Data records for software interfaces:
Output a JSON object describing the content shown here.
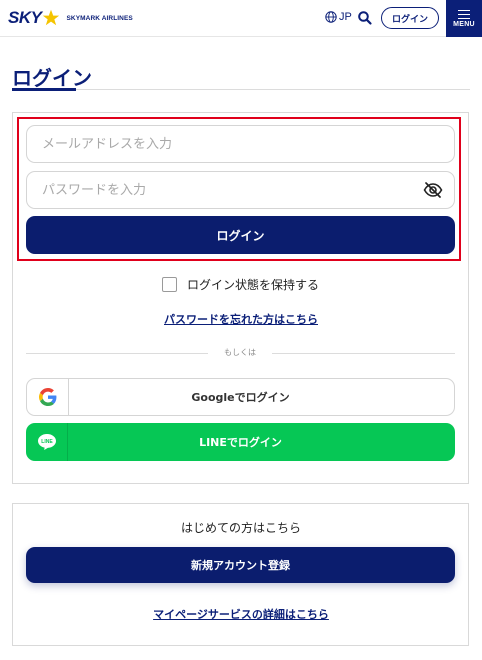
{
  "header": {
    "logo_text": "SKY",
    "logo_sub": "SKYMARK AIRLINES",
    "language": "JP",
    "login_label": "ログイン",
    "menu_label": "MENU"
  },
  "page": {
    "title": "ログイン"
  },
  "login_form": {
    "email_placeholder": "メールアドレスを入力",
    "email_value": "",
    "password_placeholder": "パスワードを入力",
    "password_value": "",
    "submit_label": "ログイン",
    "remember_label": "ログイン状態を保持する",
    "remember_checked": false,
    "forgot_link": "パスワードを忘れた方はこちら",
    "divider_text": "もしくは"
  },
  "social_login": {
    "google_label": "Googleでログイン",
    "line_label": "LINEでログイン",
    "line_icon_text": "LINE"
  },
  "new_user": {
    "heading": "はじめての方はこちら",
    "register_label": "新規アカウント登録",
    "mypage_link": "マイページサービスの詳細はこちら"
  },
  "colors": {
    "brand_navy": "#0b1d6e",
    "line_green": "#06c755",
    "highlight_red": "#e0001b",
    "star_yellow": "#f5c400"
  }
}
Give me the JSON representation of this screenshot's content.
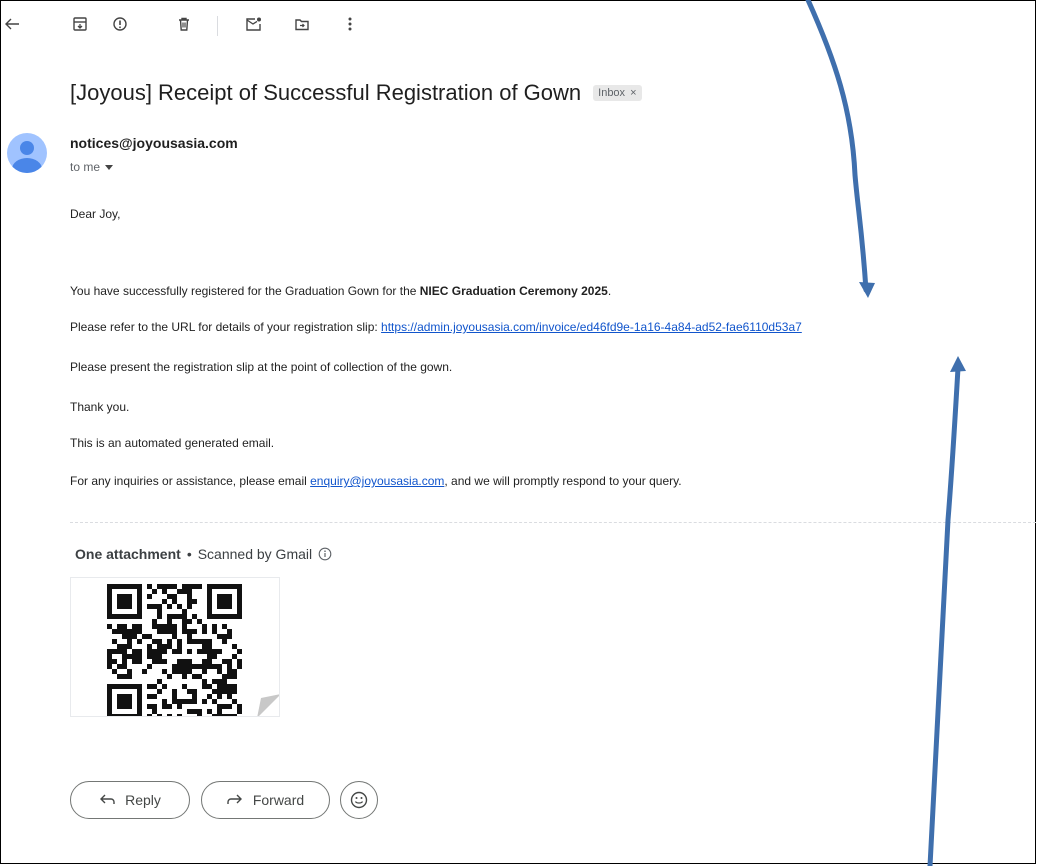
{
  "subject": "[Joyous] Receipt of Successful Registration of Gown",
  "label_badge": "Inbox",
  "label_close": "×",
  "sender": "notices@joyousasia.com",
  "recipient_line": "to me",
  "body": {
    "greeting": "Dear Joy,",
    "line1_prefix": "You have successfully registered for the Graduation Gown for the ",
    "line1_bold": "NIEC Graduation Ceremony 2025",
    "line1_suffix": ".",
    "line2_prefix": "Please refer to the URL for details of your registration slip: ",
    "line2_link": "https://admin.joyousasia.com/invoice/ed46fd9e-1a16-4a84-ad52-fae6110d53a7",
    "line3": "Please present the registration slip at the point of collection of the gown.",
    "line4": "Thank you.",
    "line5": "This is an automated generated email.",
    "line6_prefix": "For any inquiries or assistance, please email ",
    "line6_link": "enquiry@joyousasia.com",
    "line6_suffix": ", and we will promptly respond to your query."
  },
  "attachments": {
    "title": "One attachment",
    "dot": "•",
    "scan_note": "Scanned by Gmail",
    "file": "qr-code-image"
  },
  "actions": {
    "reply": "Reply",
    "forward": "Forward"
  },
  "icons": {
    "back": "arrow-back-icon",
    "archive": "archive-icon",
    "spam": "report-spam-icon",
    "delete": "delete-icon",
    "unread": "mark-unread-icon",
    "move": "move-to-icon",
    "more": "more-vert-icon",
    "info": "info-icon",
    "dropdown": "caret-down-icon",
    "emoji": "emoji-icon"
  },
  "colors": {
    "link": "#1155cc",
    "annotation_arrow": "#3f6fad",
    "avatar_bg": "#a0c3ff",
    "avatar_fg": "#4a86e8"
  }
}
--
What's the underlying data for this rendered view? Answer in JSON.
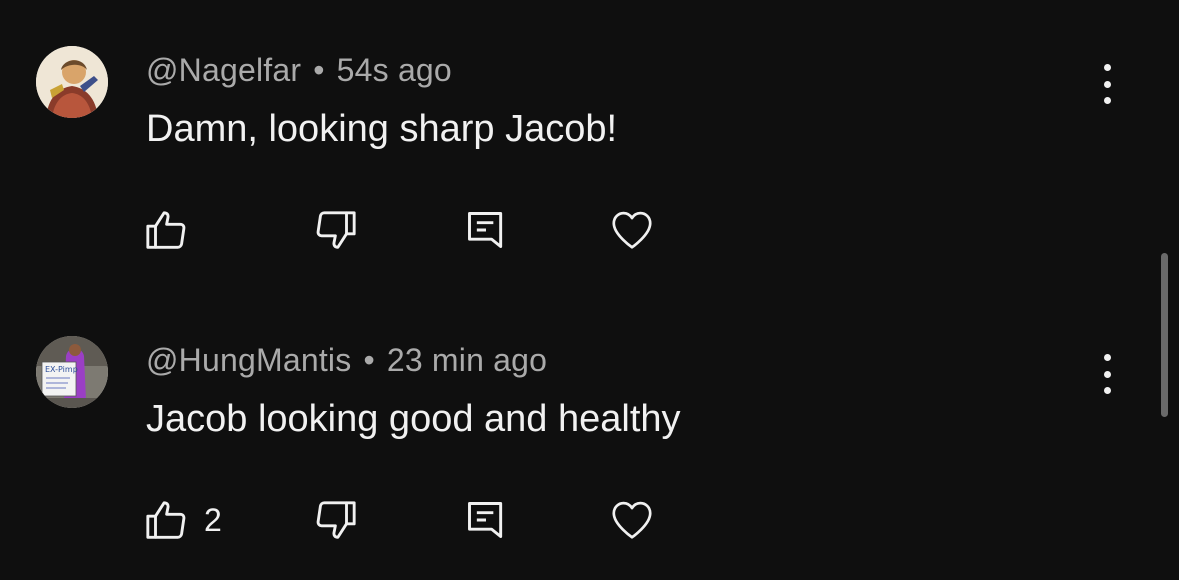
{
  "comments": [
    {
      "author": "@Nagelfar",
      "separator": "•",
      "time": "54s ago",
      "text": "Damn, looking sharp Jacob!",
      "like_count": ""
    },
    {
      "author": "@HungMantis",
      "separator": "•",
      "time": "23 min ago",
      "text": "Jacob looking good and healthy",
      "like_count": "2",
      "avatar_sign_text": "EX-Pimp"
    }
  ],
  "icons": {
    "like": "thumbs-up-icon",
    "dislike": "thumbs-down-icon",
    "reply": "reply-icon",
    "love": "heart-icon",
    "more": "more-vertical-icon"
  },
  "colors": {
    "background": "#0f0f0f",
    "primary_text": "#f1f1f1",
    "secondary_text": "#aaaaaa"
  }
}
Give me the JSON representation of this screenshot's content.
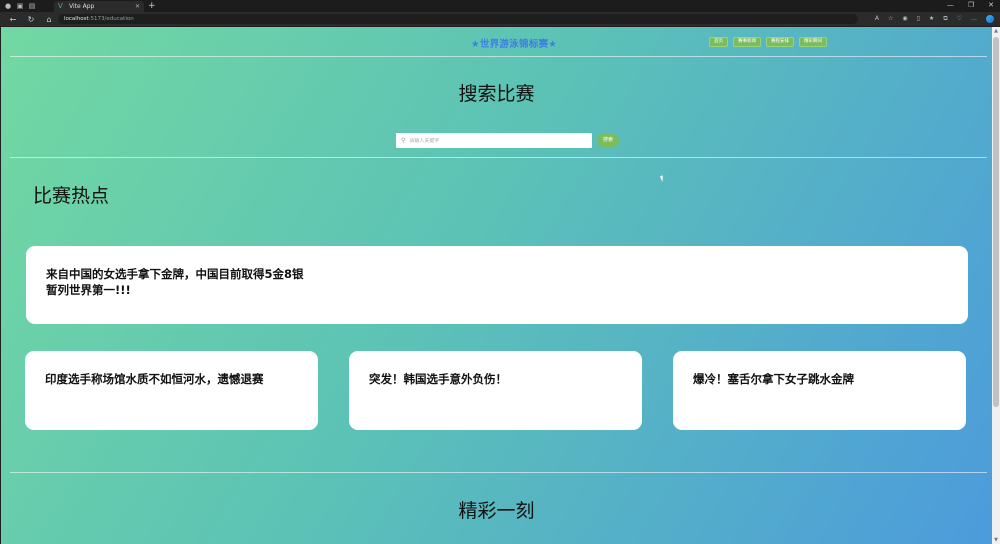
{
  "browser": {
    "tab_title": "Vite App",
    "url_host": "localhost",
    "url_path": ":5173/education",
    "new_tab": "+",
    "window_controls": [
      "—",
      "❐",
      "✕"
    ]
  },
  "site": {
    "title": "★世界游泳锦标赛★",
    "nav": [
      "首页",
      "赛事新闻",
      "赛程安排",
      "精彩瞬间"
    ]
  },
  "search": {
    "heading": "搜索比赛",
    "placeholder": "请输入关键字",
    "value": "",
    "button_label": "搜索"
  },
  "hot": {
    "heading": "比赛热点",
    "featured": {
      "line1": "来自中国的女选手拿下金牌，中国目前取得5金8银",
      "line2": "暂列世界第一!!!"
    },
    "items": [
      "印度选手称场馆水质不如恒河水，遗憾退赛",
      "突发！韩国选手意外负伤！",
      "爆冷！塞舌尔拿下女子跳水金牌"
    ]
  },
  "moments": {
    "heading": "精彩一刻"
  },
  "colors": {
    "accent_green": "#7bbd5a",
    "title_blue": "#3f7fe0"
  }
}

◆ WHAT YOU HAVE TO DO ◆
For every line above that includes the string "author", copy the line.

◆ RESPONSE ◆
      "author": "@Nagelfar",
      "author": "@HungMantis",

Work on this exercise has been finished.